[Interface dataset entries]
Segment Open
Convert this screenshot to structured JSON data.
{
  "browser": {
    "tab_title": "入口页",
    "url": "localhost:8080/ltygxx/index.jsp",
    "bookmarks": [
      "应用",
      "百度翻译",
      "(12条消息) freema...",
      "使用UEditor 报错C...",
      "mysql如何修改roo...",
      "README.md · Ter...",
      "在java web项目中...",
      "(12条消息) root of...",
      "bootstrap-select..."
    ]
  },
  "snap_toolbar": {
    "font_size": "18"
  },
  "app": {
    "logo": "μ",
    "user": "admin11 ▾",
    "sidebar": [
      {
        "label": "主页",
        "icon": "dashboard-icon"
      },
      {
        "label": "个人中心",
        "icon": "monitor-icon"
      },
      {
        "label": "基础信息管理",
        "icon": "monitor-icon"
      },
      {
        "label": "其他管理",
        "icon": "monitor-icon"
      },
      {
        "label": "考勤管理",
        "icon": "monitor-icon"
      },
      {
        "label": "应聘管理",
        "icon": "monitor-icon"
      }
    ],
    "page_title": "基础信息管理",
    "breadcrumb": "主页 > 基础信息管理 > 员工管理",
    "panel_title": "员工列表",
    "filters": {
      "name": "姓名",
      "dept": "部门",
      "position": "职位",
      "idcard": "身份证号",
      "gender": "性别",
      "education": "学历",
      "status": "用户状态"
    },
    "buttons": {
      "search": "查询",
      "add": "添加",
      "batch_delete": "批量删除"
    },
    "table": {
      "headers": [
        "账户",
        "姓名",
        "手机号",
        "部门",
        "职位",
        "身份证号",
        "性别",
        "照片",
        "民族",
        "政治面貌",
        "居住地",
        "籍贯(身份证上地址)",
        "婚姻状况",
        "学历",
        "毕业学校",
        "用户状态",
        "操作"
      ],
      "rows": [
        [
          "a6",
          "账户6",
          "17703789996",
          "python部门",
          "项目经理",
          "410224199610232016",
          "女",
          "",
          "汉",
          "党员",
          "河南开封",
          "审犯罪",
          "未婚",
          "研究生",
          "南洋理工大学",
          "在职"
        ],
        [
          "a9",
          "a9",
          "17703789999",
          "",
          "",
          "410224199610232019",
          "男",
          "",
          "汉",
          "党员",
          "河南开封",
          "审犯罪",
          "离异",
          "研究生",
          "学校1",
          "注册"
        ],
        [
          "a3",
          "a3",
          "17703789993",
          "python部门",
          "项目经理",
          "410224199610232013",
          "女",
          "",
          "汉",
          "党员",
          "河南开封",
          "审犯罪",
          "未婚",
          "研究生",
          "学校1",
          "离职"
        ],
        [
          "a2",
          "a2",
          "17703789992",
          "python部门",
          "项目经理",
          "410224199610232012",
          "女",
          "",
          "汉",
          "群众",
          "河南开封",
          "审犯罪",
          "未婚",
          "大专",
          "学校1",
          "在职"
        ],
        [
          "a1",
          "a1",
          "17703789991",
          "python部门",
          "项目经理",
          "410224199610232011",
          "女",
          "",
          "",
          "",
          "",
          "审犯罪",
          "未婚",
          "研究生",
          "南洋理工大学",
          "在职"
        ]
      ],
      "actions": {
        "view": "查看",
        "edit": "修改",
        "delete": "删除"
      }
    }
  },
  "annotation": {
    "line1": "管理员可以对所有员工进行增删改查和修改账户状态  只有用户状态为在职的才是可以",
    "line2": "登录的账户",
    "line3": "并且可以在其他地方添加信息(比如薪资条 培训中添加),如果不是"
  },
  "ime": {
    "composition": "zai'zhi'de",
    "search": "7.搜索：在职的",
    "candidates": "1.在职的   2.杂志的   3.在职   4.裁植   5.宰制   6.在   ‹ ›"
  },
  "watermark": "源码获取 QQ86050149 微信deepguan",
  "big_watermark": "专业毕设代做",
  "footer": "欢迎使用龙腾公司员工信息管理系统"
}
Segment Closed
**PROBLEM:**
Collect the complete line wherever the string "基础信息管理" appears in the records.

**RESULT OF THIS EXERCISE:**
        "label": "基础信息管理",
    "page_title": "基础信息管理",
    "breadcrumb": "主页 > 基础信息管理 > 员工管理",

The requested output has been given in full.